In my attempt to generate more side income to pay for upcoming expenses, I’ve been babysitting a lot. By the end of the month I will have spent nearly 60 hours in other people’s homes. I find it fascinating how people choose to live and use spaces, what things they choose to own, etc. (I love the blogosphere for allowing me peaks into the homes and decision-making processes of others!) Don’t worry, I’m not a creeper– I’m not opening drawers that shouldn’t be opened or exploring beyond what is in plain sight! What I have been doing, though, is taking mental notes on aspects I like–and those I don’t like–of how people use their homes. More specifically, how I would like living in their spaces or trying similar set-ups in my own home. (Important: I’m not passing judgment on how they live, I’m simply paying attention to how I feel in certain spaces, taking notes for when I’m assembling my next living space.) Here’s what I’ve got so far:
- No candles that aren’t used regularly. I love having unscented, natural candles burning–for during dinner, to prepare the mind and body for sleeping, to purify the air, etc. I don’t particularly love colored or scented candles, candles with wicks that have never met a match, or candles sitting in places you wouldn’t likely use them (within inches of heavy drapes, for instance). Plus wax is a magnet for dust, so candles aren’t ideal tchotchkes anyway.

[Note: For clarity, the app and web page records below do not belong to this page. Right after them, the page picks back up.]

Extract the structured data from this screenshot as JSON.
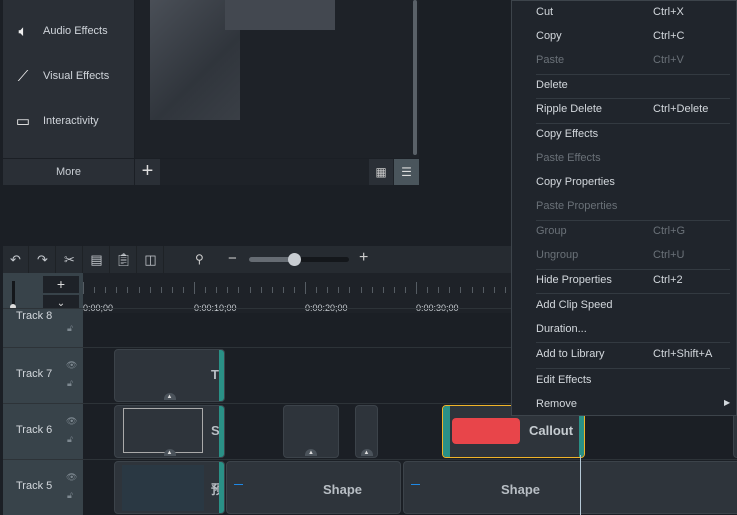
{
  "sidebar": {
    "items": [
      {
        "label": "Audio Effects",
        "icon": "speaker-icon"
      },
      {
        "label": "Visual Effects",
        "icon": "magic-wand-icon"
      },
      {
        "label": "Interactivity",
        "icon": "interactivity-icon"
      }
    ],
    "more_label": "More"
  },
  "media": {
    "add_label": "+",
    "view_grid_icon": "grid-icon",
    "view_list_icon": "list-icon"
  },
  "toolbar": {
    "zoom_minus": "−",
    "zoom_plus": "+",
    "zoom_level": 0.45
  },
  "ruler": {
    "labels": [
      "0:00;00",
      "0:00:10;00",
      "0:00:20;00",
      "0:00:30;00"
    ]
  },
  "tracks": [
    {
      "name": "Track 8"
    },
    {
      "name": "Track 7"
    },
    {
      "name": "Track 6"
    },
    {
      "name": "Track 5"
    }
  ],
  "clips": {
    "t7_label": "T",
    "t6_label": "S",
    "callout_label": "Callout",
    "t5_label": "预",
    "shape1": "Shape",
    "shape2": "Shape"
  },
  "colors": {
    "accent_teal": "#2a9086",
    "selection": "#f0b429",
    "callout_red": "#e8454a"
  },
  "context_menu": {
    "items": [
      {
        "label": "Cut",
        "shortcut": "Ctrl+X",
        "enabled": true
      },
      {
        "label": "Copy",
        "shortcut": "Ctrl+C",
        "enabled": true
      },
      {
        "label": "Paste",
        "shortcut": "Ctrl+V",
        "enabled": false
      },
      {
        "label": "Delete",
        "shortcut": "",
        "enabled": true
      },
      {
        "label": "Ripple Delete",
        "shortcut": "Ctrl+Delete",
        "enabled": true
      },
      {
        "label": "Copy Effects",
        "shortcut": "",
        "enabled": true
      },
      {
        "label": "Paste Effects",
        "shortcut": "",
        "enabled": false
      },
      {
        "label": "Copy Properties",
        "shortcut": "",
        "enabled": true
      },
      {
        "label": "Paste Properties",
        "shortcut": "",
        "enabled": false
      },
      {
        "label": "Group",
        "shortcut": "Ctrl+G",
        "enabled": false
      },
      {
        "label": "Ungroup",
        "shortcut": "Ctrl+U",
        "enabled": false
      },
      {
        "label": "Hide Properties",
        "shortcut": "Ctrl+2",
        "enabled": true
      },
      {
        "label": "Add Clip Speed",
        "shortcut": "",
        "enabled": true
      },
      {
        "label": "Duration...",
        "shortcut": "",
        "enabled": true
      },
      {
        "label": "Add to Library",
        "shortcut": "Ctrl+Shift+A",
        "enabled": true
      },
      {
        "label": "Edit Effects",
        "shortcut": "",
        "enabled": true
      },
      {
        "label": "Remove",
        "shortcut": "",
        "enabled": true,
        "submenu": true
      }
    ]
  }
}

- Consider where you use things, don’t just put like with like. Coffee filters, for instance, might work best near the coffee maker, rather than in the cabinet across the room with other paper products.
- Label as few things as possible, as discreetly as possible, and as attractively as possible. Purchasing another cassette of label maker label tape (what would you call one of those? a spool? roll? ream?) had me itching to label things. But as nice as it is to know where things go, I don’t find it that peaceful to be in places where everything is labeled. Unless, of course, it’s in my file cabinet. 🙂 And sure, the “attractively as possible” is subjective (as is this whole list), but in some cases it might be in clean, black lettering on a white background with a utilitarian feel or it could be something more natural and organic-looking. What I really mean by this bullet point is “MEG, DON’T GET LABEL MAKER-HAPPY AND STICK WORDS ON EVERYTHING.” I’d rather make spaces that can be navigated intuitively.
- Decant often. Just as the labels I put on things count as visual clutter, so do the words that come with things on their original packaging. I much prefer containers that are glass, pottery, or some other, less-busy option. One key caveat, though, is to put expiration dates on a sticker on the bottom of the container so that you’re not stuck guessing.
- Don’t frame collections in only one color of frame (like all white frames or all dark wood frames). It makes the collection look dated more quickly. I prefer a more eclectic, acquired-over-time look.
- No coffee table books that I haven’t read cover to cover. I’m not even sure that I’m into coffee table books in general, but I certainly don’t want books that I’m not particularly interested in just for the sake of having a stack of coffee table books.
- Let all art in the home have a story. I like art that has been picked up during travels, or has been made by a friend, or purchased at a local art festival, etc. I don’t love art that’s sold en masse at HomeGoods or Bed, Bath, and Beyond. I like inexpensive and expensive art, and I’m fine with bare walls if there isn’t something I would love to have hanging.
- Put rug pads under rugs if they’re prone to slipping and sliding.
- Don’t hang on to cookbooks I don’t use. Maybe the people who own every copy of Southern Living’s Annual Cookbook really use them all?
- No complicated TV/sound/DVD/DVR system.
That’s where my list stops for now!
In other news, I recently found Jill Foley’s blog, Daily Bread, and I am feeling very motivated to declutter–and to post more pictures of the process because I had so much fun looking at hers!